Data in this exercise Block Start

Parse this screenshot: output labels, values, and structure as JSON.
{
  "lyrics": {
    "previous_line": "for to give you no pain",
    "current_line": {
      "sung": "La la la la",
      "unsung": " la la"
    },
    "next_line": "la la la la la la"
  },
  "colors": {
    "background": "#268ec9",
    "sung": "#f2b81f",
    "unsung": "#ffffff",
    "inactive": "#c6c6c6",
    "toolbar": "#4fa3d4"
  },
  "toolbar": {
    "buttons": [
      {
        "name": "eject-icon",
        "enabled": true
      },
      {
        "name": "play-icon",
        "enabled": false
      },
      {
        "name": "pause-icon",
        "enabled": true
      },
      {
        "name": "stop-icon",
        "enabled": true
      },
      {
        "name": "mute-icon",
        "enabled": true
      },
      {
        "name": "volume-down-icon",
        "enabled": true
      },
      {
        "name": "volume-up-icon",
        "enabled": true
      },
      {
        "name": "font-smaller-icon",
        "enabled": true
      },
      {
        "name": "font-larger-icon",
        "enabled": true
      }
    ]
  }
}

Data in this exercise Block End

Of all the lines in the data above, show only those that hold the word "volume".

## Expected output
        "name": "volume-down-icon",
        "name": "volume-up-icon",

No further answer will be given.